WHAT YOU ARE ASKED TO DO
Could you copy out all the lines in the material below where the word "Blockchain" occurs?

___ SUPPLIED RECORDS

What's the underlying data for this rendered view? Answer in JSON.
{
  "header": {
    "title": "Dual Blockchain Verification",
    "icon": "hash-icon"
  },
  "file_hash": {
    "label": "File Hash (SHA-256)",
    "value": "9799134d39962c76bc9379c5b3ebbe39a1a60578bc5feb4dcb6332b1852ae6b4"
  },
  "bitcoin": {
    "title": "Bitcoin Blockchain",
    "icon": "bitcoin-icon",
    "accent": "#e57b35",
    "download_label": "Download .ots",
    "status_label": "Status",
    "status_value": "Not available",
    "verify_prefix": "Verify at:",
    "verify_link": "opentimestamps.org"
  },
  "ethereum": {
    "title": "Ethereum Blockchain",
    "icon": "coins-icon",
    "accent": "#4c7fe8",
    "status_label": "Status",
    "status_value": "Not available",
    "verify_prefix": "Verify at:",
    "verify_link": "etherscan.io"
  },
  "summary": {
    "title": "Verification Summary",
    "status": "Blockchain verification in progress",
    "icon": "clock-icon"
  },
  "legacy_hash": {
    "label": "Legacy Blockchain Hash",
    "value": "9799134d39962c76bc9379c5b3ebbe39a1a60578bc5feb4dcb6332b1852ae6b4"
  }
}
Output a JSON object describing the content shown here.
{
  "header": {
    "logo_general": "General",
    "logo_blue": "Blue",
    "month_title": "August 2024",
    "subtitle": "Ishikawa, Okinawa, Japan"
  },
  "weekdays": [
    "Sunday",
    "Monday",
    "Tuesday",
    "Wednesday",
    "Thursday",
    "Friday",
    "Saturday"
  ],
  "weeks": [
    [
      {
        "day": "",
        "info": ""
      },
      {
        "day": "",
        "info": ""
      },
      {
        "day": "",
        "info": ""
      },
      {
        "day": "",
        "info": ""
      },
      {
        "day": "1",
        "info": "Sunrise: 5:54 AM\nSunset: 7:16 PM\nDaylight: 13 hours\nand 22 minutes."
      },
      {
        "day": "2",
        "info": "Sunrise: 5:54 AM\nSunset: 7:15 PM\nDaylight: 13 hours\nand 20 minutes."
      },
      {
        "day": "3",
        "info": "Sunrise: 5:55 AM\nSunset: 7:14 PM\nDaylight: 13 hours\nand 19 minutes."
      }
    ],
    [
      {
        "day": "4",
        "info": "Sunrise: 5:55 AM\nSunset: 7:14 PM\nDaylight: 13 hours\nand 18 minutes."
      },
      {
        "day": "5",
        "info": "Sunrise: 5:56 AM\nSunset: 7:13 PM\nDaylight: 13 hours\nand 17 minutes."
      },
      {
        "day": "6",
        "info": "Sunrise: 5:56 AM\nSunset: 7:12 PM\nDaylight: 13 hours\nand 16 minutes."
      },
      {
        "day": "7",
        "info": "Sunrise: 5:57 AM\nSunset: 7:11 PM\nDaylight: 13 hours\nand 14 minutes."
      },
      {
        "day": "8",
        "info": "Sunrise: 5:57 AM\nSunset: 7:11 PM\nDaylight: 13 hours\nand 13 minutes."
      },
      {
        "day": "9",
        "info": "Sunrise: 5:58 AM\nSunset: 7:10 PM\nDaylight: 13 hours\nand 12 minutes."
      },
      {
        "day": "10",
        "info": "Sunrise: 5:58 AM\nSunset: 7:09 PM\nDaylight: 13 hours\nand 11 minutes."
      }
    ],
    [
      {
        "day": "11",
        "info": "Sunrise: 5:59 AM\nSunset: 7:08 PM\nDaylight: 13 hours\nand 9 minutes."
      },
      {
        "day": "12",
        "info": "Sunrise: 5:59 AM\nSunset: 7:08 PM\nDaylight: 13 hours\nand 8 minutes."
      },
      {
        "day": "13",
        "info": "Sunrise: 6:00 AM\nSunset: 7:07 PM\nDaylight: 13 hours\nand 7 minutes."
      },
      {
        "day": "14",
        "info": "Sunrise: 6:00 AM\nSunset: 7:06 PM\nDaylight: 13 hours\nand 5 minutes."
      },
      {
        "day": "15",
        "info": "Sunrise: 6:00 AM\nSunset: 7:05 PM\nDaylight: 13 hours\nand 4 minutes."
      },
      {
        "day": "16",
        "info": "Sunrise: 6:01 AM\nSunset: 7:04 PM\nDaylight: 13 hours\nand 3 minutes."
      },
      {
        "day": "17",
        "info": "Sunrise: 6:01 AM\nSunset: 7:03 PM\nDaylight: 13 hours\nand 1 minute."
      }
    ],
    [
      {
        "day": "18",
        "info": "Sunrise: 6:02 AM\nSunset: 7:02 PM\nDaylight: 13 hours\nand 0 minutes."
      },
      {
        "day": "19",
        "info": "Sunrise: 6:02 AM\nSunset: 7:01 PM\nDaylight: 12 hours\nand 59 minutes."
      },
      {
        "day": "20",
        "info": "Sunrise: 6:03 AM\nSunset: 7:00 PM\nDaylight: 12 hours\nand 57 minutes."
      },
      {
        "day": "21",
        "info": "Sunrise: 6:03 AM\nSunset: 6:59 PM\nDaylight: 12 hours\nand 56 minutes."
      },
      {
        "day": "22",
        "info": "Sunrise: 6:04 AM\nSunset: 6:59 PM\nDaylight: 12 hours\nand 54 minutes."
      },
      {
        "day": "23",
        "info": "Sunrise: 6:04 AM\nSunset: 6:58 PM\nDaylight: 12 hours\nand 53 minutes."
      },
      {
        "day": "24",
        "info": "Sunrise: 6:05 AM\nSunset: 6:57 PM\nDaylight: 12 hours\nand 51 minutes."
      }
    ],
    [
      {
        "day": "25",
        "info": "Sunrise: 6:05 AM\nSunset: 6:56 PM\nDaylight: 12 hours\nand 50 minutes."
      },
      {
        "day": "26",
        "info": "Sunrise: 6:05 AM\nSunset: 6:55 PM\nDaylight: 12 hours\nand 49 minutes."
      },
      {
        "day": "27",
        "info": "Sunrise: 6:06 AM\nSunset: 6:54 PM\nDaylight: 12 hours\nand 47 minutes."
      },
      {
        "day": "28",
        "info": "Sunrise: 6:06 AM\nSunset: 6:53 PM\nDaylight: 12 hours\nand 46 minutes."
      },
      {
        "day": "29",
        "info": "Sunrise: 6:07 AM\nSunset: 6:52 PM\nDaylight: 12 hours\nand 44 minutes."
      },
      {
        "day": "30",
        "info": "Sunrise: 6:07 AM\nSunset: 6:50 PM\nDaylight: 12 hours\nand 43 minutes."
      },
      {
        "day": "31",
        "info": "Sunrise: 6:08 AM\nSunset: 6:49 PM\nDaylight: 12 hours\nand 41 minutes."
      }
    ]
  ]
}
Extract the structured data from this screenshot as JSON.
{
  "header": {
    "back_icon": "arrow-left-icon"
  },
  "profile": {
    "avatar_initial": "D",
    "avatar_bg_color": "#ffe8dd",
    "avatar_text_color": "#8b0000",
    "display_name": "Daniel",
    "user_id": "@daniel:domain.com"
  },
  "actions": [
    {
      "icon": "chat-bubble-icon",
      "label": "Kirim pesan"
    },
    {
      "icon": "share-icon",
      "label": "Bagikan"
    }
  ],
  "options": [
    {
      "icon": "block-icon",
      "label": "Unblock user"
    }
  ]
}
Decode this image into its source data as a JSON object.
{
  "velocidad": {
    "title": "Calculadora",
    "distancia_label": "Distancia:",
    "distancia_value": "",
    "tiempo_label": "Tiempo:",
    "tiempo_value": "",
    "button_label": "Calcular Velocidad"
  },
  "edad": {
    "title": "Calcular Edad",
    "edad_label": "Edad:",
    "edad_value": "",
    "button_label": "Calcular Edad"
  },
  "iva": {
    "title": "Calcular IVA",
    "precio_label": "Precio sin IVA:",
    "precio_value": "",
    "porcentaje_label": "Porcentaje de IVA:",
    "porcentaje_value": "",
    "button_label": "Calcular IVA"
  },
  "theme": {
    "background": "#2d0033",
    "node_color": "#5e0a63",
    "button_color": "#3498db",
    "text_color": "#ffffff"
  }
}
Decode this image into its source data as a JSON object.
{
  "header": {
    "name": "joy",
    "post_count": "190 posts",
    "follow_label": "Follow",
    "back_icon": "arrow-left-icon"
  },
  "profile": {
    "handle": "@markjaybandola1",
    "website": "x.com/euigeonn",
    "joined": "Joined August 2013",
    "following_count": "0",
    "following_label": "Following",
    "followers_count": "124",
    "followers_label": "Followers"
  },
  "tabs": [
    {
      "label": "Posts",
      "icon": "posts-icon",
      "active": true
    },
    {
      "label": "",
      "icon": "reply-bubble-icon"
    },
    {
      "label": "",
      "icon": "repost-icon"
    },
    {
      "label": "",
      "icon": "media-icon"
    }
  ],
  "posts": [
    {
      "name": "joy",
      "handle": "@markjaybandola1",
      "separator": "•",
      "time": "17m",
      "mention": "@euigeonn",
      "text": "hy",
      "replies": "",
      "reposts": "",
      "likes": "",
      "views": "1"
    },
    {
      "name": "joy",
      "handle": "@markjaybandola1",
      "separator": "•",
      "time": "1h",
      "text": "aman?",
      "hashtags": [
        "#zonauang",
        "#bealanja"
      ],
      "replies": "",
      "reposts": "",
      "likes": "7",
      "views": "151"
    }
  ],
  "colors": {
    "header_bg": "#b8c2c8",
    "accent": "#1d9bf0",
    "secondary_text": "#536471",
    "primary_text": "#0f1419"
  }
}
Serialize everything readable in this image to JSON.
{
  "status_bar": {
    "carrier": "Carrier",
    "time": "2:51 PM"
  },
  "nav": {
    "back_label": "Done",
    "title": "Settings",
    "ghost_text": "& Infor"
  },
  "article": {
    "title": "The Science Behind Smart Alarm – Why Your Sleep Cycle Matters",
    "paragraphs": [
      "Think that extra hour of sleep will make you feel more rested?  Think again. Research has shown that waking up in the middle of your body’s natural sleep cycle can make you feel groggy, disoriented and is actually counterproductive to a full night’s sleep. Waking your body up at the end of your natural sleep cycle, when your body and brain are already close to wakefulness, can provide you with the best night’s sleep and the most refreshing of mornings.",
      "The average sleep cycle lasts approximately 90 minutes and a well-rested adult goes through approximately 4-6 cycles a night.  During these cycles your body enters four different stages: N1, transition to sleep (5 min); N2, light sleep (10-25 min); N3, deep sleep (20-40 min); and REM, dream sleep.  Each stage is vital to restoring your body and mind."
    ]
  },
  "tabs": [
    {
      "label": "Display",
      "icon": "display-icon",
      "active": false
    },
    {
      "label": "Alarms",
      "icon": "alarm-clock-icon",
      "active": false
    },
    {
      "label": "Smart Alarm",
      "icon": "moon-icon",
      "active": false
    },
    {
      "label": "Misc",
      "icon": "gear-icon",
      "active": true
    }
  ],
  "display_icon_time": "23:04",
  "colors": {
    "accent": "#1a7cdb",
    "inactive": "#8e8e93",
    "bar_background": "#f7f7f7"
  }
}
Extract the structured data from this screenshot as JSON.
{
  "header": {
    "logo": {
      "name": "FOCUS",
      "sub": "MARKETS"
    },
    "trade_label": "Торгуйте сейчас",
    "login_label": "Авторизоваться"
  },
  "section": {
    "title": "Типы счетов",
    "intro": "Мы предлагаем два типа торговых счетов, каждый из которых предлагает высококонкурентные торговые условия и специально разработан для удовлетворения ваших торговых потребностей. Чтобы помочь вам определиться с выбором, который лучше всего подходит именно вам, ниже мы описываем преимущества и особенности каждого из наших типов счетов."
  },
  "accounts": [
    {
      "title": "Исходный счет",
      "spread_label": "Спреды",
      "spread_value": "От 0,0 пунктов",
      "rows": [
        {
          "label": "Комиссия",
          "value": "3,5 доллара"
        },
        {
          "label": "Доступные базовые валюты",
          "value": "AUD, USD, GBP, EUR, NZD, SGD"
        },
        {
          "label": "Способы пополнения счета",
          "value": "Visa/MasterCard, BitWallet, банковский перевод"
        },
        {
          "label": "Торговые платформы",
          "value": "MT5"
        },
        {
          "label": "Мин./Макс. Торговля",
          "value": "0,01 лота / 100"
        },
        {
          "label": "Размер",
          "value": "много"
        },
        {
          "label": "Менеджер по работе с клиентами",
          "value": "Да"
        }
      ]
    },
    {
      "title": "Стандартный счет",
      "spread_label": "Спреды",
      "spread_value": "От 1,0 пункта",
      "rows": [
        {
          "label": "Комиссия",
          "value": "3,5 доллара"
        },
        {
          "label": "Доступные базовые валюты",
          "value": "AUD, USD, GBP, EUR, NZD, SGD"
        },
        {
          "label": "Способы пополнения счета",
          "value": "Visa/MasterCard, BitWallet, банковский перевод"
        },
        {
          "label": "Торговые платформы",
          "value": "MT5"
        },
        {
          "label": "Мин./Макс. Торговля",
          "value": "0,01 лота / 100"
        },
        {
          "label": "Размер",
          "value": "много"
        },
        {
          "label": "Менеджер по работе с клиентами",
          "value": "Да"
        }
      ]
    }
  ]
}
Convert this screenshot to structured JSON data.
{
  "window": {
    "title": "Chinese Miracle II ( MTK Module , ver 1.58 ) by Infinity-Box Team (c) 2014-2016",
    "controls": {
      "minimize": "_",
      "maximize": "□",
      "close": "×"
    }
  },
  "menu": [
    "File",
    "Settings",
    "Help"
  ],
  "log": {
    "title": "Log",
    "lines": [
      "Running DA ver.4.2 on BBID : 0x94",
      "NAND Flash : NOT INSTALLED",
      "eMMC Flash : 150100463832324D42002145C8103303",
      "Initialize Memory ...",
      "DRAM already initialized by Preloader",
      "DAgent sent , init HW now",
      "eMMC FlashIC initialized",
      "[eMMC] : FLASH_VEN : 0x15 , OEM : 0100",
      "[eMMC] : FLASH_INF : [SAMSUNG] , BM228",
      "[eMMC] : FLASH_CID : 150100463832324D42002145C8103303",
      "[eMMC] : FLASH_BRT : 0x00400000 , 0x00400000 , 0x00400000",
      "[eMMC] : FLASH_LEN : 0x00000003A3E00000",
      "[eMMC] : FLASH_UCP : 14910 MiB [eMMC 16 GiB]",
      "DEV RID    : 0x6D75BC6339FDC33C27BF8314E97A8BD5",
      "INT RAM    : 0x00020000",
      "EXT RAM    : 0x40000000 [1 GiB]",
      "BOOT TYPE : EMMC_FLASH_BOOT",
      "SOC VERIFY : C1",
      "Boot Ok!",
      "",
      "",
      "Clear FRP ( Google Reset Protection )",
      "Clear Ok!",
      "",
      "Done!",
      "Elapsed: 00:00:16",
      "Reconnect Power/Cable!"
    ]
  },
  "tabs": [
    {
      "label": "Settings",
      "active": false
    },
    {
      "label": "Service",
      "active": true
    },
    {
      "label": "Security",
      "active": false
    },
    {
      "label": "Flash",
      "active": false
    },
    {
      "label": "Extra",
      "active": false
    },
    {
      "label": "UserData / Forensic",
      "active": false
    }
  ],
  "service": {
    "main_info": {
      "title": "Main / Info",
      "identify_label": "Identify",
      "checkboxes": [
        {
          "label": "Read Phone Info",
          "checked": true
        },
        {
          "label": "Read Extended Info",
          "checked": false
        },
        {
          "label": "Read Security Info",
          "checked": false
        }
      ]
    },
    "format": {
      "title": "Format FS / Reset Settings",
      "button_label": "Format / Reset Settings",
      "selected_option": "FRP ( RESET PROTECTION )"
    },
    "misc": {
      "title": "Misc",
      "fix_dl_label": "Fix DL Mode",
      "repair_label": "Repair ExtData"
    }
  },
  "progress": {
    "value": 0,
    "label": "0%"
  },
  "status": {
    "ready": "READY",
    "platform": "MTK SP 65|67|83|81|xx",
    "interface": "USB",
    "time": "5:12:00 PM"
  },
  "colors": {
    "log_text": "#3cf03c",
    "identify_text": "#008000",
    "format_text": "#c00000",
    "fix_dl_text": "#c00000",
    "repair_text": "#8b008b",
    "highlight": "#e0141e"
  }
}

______

TASK SOLUTION
    "title": "Dual Blockchain Verification",
    "title": "Bitcoin Blockchain",
    "title": "Ethereum Blockchain",
    "status": "Blockchain verification in progress",
    "label": "Legacy Blockchain Hash",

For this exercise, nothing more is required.